• _WHAT THE EXERCISE ASKS_
Only the lines from the one containing "Serialize everything readable" to the end of the listing below should be returned, exactly as written and without pictures.
START GIVEN RECORDS
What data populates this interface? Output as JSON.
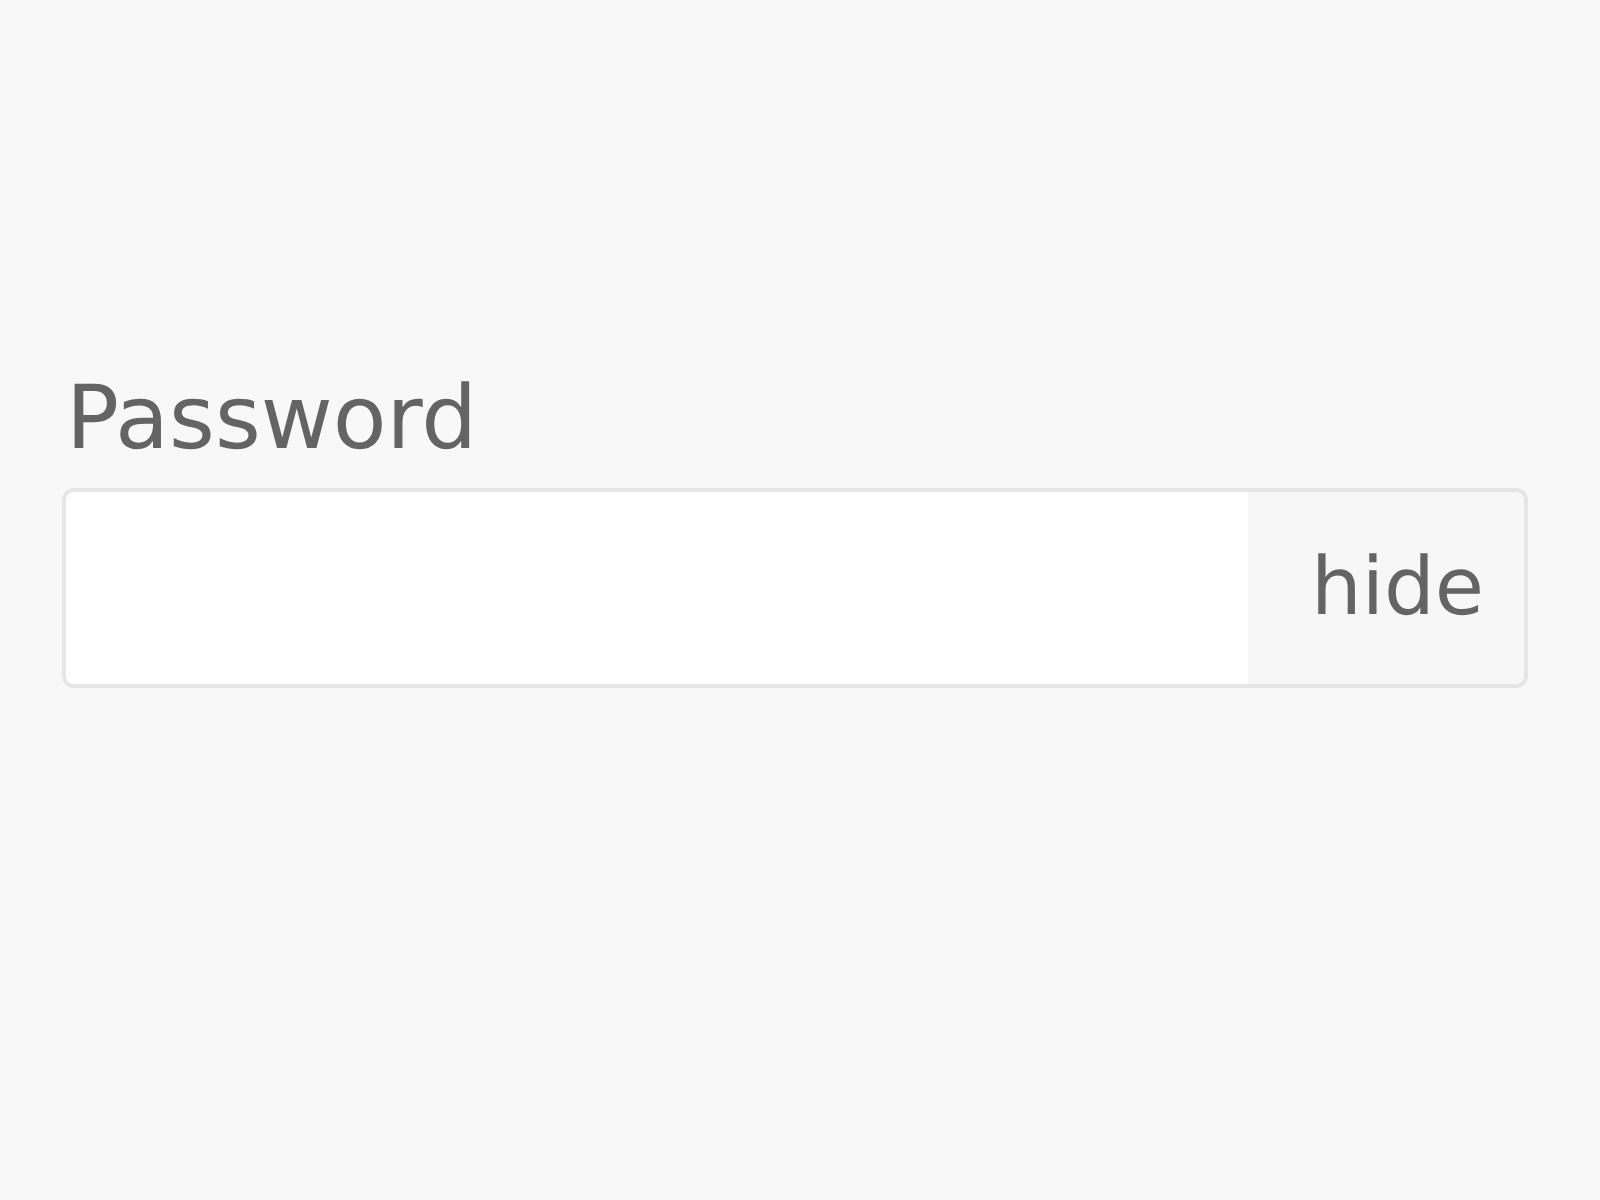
{
  "password_field": {
    "label": "Password",
    "toggle": "hide"
  }
}
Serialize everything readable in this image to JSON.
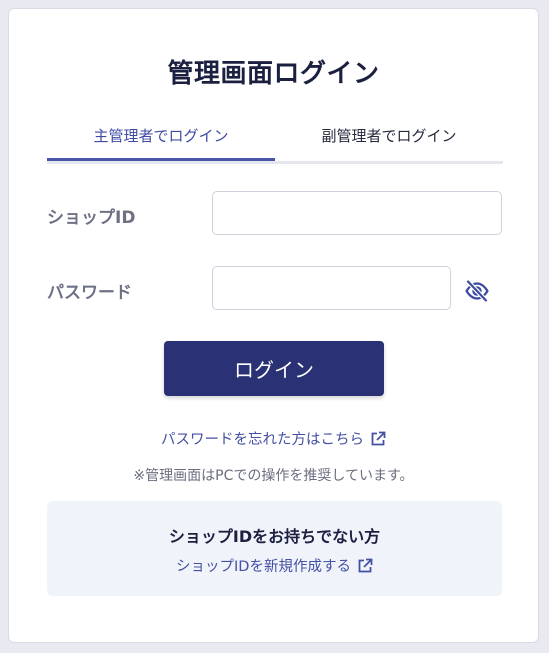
{
  "page": {
    "title": "管理画面ログイン"
  },
  "tabs": [
    {
      "label": "主管理者でログイン",
      "active": true
    },
    {
      "label": "副管理者でログイン",
      "active": false
    }
  ],
  "form": {
    "shop_id_label": "ショップID",
    "shop_id_value": "",
    "password_label": "パスワード",
    "password_value": "",
    "toggle_icon": "eye-off-icon",
    "submit_label": "ログイン"
  },
  "links": {
    "forgot_password": "パスワードを忘れた方はこちら",
    "external_icon": "external-link-icon"
  },
  "notice": "※管理画面はPCでの操作を推奨しています。",
  "no_id": {
    "title": "ショップIDをお持ちでない方",
    "link": "ショップIDを新規作成する"
  },
  "colors": {
    "primary": "#2a3175",
    "link": "#4450a4",
    "active_tab": "#3f4ba3",
    "info_box": "#f0f3fa"
  }
}
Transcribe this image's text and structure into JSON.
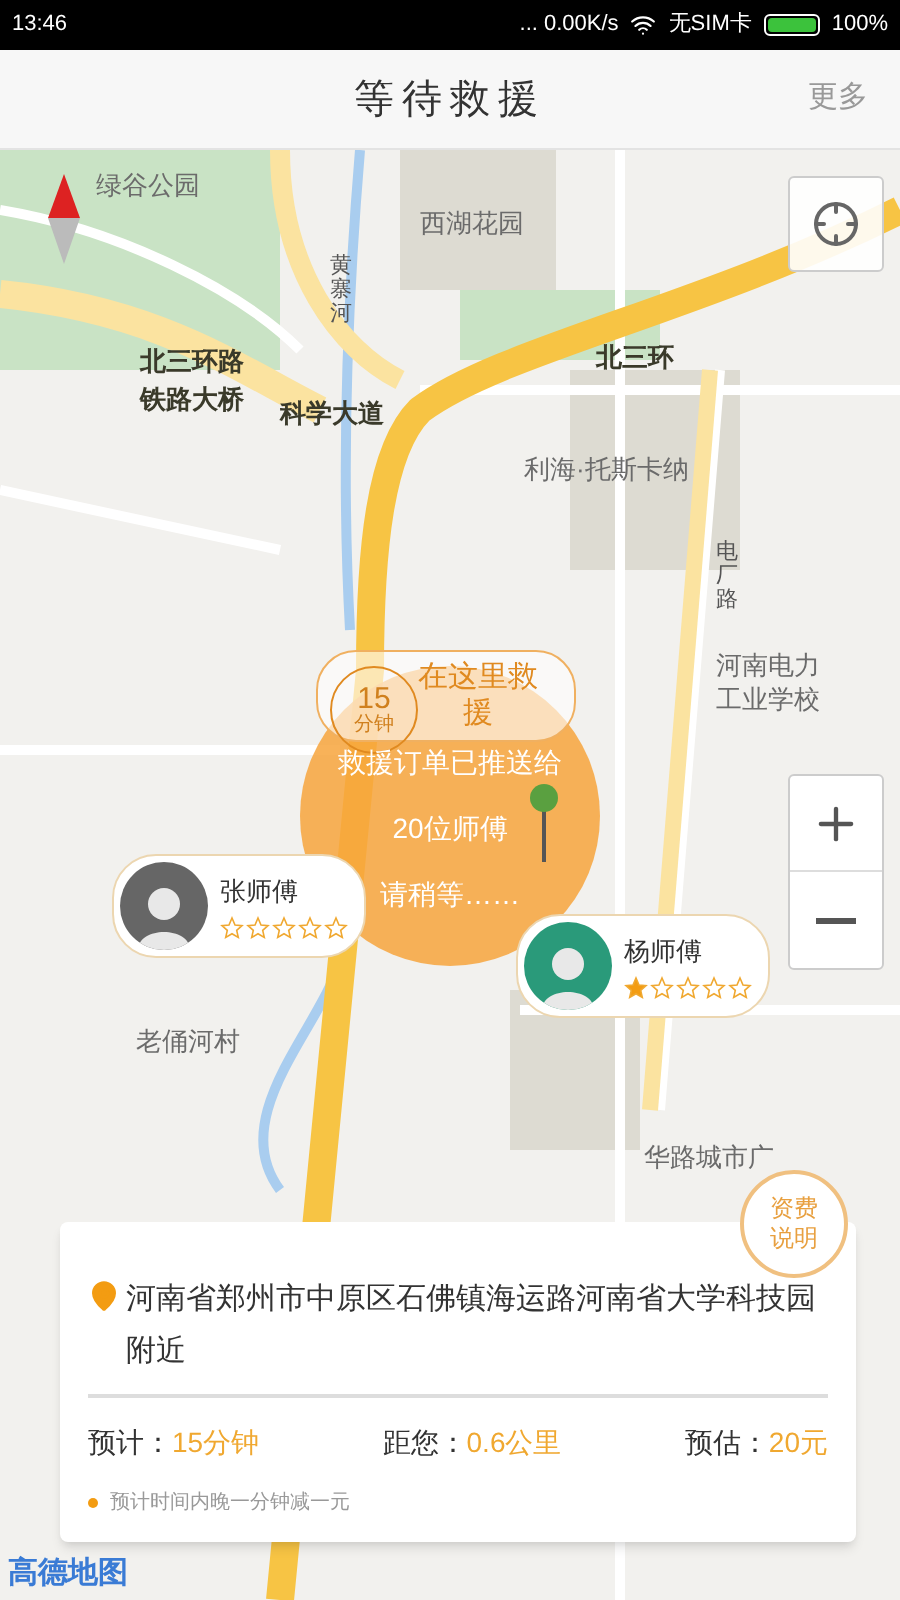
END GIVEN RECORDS
• _ANSWER BOX_
Serialize everything readable in this image to JSON.
{
  "page": {
    "title": "管理画面ログイン"
  },
  "tabs": [
    {
      "label": "主管理者でログイン",
      "active": true
    },
    {
      "label": "副管理者でログイン",
      "active": false
    }
  ],
  "form": {
    "shop_id_label": "ショップID",
    "shop_id_value": "",
    "password_label": "パスワード",
    "password_value": "",
    "toggle_icon": "eye-off-icon",
    "submit_label": "ログイン"
  },
  "links": {
    "forgot_password": "パスワードを忘れた方はこちら",
    "external_icon": "external-link-icon"
  },
  "notice": "※管理画面はPCでの操作を推奨しています。",
  "no_id": {
    "title": "ショップIDをお持ちでない方",
    "link": "ショップIDを新規作成する"
  },
  "colors": {
    "primary": "#2a3175",
    "link": "#4450a4",
    "active_tab": "#3f4ba3",
    "info_box": "#f0f3fa"
  }
}
Transcribe this image's text and structure into JSON.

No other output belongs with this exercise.